For example, if medical data companies could develop a better program that would allow them interpret scanned documents with a one hundred percent accuracy rate each time, they would get rid of every data entry technician regardless of how experienced or capable or anyone might be. If every fast food restaurant could replace cashiers with kiosks and cooks with robotic arms and conveyor belts, they would do so. There are few positions that are completely safe from advancements in robotics, except for (of course) the executives who view themselves above everyone else.
Even robots can program other robots.
The end goal of any venture thus described is, after all, the acquisition of income. Profit, while not a harmful concept in and of itself, rules all businesses to the point where both employees and bosses are no longer people. One group is turned into interchangeable parts; the other into a kind of deity whose decisions need never be questioned or challenged.
Anyone who believes that human interaction between these groups at the workplace is meant to engender an exchange of ideas, or anything resembling cooperation, has perhaps spent too long in a management position. Employees need only cooperate with the decrees they are given. Management need not cooperate with any wish or desire that any employee may have. It is all take and no give. There is no one to whom one may object. There is no authority toward which an appeal may be made. There are only higher levels of management.

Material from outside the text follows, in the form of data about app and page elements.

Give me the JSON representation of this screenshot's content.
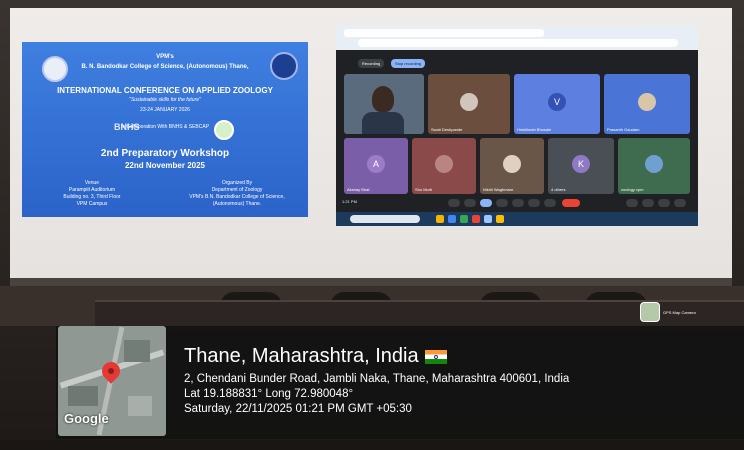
{
  "slide": {
    "line1": "VPM's",
    "line2": "B. N. Bandodkar College of Science, (Autonomous) Thane,",
    "conference_title": "INTERNATIONAL CONFERENCE ON APPLIED ZOOLOGY",
    "tagline": "\"Sustainable skills for the future\"",
    "dates": "23-24 JANUARY 2026",
    "collaboration": "In Collaboration With BNHS & SEBCAP",
    "bnhs_logo_text": "BNHS",
    "workshop": "2nd Preparatory Workshop",
    "workshop_date": "22nd November 2025",
    "venue_heading": "Venue",
    "venue_lines": [
      "Parampiit Auditorium",
      "Building no. 3, Third Floor",
      "VPM Campus"
    ],
    "organiser_heading": "Organized By",
    "organiser_lines": [
      "Department of Zoology",
      "VPM's B.N. Bandodkar College of Science,",
      "(Autonomous) Thane."
    ]
  },
  "meeting": {
    "recording_label": "Recording",
    "stop_recording_label": "Stop recording",
    "time": "1:21 PM",
    "participants": [
      {
        "name": "",
        "initial": ""
      },
      {
        "name": "Swati Deshpande",
        "initial": ""
      },
      {
        "name": "Hrishikesh Bhosale",
        "initial": "V"
      },
      {
        "name": "Prasanth Gaudam",
        "initial": ""
      },
      {
        "name": "Akshay Bhat",
        "initial": "A"
      },
      {
        "name": "Sho Murti",
        "initial": ""
      },
      {
        "name": "Nikhil Waghmare",
        "initial": ""
      },
      {
        "name": "4 others",
        "initial": "K"
      },
      {
        "name": "zoology vpm",
        "initial": ""
      }
    ]
  },
  "gps": {
    "map_brand": "Google",
    "title": "Thane, Maharashtra, India",
    "address": "2, Chendani Bunder Road, Jambli Naka, Thane, Maharashtra 400601, India",
    "coordinates": "Lat 19.188831° Long 72.980048°",
    "datetime": "Saturday, 22/11/2025 01:21 PM GMT +05:30",
    "app_badge": "GPS Map Camera"
  },
  "colors": {
    "slide_blue": "#3f7fe0",
    "meet_dark": "#202124",
    "map_pin": "#e53935",
    "overlay": "#121212"
  }
}
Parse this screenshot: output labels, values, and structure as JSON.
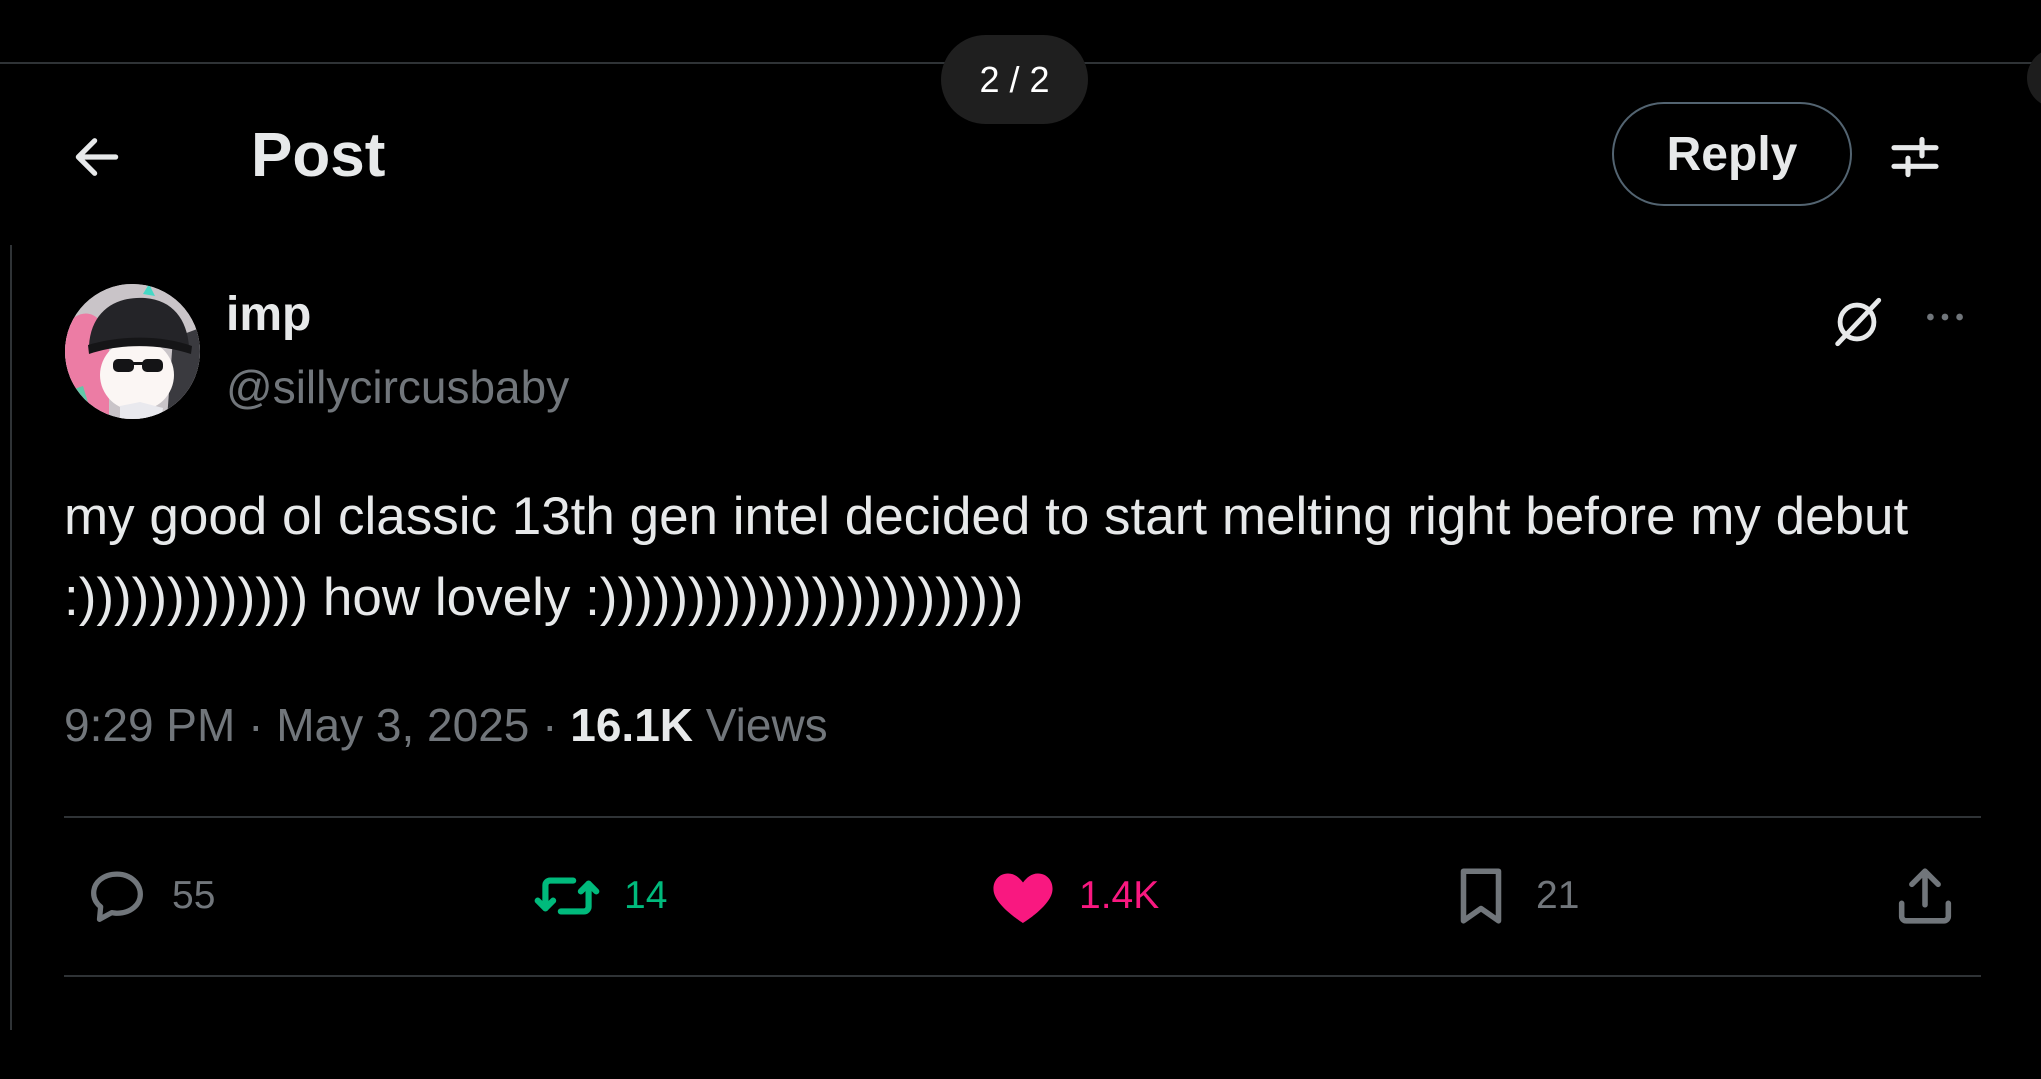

Beyond that, there are governmental authorities who are often more likely to find in favor of the company rather than the individual- except in cases of egregious abuses (which do happen).
The fact that employees only gain concessions by threatening to shut the company down by striking ought to say something about just how the world’s companies are run today, and have always been run. The company’s goals matter; the employee’s goals do not signify for anything. The manager’s orders must always be obeyed; the employee’s observations need not be taken into consideration at any point. Even if such practices drive a company into the ground, there is no way to change it with a capitalist business. Employees may be driven out of the work, their retirement plans voided, their livelihoods ruined, and still there is nothing to be done.
There is no way to describe a non-empathetic, one-sided system like this as being a cooperative venture. In truth, neither group of people cannot make money without the other. Employees rely on company leaders to make good decisions to keep the business open and profitable. Company leaders rely on employees to meet production or service goals so that a profit may be derived. Remove either of the people from the equation, and the company ceases to function. Yet, in almost every capitalist venture everywhere in the world, the one group is viewed as being far more important than the other.
Nothing more than individual hubris drives this view forward, even when plain facts repeatedly suggest otherwise. It is as if the world’s managers prefer to stomp on anyone worker in their company, however that money, rather than blood, will come out. Only an almost-complete monopoly on all the world’s business allows capitalists to operate in such a manner; it is almost certainly true that if anyone could make just as much money, perhaps even a little less, working at a cooperative business where everyone’s opinion counted equally, they would do so.
There is a very good reason why some people choose to become South American goat farmers, after all.